Navymen throughout the world are inclined to take saw and hammer, and build something for someone, simply because it is needed. Those stationed at Subic Bay Naval Base, Philippines, are no exception.
In this case the object of all the hammering was a new schoolhouse which was badly needed by the children of nearby Dinalupihan.
The project was planned and sponsored by the Base Commander's staff, who got together one day and decided that Dinalupihan's old elementary school, a small one-room building, had to go.
Work on the quonset-style two-room schoolhouse began soon after, with Subic Navymen and the people of Dinalupihan sharing the workload.
A traditional groundbreaking ceremony was held, with Rear Admiral Donald G. Baer, the Base commander, officiating. The school was built five feet off the ground, atop concrete piers-necessary, of course, to prevent flooding during the rains.
Specially prefabricated ribs, shaped like an arch with a base, were mounted on the foundation. The ribs, made of laminated wood, proved their strength when the still incomplete schoolhouse withstood the winds of typhoon Irma.
A group of visiting Seabees put the metal roof on, then workers moved in and paneled the walls and ceilings.
The volunteers built 50 desks, added three seesaws to the playground fixtures, and installed a flagpole and a bell in the schoolyard.

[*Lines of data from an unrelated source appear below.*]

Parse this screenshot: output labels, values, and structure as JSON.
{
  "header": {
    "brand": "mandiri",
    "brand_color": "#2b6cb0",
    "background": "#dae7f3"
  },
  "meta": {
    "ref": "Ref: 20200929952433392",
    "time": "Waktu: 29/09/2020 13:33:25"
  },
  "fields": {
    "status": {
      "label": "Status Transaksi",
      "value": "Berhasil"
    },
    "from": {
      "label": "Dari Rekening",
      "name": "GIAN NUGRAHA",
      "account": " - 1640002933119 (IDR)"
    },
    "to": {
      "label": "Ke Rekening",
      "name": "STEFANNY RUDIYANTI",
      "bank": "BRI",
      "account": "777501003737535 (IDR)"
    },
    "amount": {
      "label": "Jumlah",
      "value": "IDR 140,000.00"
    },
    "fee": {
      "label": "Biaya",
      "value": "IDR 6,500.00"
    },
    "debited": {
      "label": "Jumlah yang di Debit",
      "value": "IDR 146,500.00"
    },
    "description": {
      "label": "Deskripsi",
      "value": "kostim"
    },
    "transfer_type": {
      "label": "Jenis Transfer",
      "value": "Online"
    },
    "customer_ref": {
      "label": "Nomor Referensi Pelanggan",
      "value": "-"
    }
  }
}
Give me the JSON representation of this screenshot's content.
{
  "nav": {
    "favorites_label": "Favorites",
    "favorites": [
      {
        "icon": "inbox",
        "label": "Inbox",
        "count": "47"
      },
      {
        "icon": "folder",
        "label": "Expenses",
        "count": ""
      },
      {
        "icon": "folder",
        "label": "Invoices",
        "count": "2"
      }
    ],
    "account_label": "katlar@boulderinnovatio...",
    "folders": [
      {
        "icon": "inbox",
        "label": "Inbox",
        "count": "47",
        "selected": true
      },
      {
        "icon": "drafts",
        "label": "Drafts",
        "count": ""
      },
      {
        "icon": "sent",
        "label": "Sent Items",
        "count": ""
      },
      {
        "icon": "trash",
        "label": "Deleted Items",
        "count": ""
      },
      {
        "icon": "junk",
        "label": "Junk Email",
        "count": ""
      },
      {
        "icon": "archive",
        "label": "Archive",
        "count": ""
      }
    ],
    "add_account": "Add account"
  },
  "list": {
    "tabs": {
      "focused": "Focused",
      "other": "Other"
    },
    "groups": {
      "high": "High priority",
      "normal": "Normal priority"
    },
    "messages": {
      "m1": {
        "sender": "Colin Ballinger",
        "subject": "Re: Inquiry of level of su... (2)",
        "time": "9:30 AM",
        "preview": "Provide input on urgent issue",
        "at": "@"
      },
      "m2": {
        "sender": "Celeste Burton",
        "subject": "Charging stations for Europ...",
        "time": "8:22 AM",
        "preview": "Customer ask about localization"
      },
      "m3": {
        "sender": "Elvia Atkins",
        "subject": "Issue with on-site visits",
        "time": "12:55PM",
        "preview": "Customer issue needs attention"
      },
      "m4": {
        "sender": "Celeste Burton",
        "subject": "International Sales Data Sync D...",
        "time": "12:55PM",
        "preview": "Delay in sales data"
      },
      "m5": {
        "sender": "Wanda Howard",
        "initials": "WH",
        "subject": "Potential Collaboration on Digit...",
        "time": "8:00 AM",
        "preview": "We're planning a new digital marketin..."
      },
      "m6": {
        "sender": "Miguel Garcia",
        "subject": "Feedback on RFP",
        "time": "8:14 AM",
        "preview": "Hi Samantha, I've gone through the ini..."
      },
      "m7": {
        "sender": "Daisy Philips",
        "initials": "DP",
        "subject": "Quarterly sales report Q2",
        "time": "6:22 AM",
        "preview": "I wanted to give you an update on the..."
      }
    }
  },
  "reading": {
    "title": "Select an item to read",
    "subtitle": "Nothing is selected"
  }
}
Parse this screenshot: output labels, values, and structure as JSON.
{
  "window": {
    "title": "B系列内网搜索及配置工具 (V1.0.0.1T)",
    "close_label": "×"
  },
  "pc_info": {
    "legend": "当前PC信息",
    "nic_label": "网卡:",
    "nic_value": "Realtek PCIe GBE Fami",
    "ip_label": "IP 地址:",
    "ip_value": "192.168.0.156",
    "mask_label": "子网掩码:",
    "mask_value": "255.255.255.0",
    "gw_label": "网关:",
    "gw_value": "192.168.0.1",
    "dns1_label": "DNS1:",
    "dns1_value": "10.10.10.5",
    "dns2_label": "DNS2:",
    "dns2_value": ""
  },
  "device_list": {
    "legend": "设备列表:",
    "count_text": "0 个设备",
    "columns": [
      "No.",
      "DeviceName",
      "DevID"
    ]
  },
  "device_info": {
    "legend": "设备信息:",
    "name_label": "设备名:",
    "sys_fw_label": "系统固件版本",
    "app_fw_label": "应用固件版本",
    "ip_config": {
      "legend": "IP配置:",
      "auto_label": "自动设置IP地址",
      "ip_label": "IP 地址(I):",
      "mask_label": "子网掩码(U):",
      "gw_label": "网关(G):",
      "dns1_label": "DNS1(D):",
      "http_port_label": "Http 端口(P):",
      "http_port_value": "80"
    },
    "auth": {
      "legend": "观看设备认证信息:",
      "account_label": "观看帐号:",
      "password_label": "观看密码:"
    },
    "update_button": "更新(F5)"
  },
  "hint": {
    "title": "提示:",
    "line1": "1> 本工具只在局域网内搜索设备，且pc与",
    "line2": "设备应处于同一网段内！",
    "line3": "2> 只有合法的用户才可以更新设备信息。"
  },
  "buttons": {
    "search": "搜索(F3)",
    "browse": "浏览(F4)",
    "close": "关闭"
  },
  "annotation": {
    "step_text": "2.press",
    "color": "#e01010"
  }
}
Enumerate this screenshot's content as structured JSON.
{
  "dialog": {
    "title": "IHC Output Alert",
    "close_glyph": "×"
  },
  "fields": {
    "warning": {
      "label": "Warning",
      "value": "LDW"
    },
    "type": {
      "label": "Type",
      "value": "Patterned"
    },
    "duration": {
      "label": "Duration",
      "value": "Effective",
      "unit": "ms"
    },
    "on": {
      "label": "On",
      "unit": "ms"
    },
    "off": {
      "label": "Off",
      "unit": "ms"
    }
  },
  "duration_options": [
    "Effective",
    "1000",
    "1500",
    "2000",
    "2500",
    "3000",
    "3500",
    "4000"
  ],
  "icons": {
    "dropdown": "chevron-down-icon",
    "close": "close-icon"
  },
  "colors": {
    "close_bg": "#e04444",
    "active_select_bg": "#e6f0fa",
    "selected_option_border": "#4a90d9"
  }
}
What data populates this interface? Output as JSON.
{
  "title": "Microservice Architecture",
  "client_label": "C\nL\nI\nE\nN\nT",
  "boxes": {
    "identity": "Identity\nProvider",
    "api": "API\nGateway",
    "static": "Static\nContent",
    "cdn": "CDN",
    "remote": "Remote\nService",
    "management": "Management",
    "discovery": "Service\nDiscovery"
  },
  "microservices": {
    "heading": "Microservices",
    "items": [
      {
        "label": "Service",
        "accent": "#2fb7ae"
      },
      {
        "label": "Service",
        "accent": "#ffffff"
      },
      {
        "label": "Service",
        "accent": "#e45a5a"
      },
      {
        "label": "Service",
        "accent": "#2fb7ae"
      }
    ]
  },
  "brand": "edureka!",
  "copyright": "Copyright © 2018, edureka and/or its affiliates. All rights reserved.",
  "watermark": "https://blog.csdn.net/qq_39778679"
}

After some three months' work, the new school was turned over to Dinalupiban officials in ceremonies topped by a gala Philippine fiesta.
- Jack Ong, J03, USNR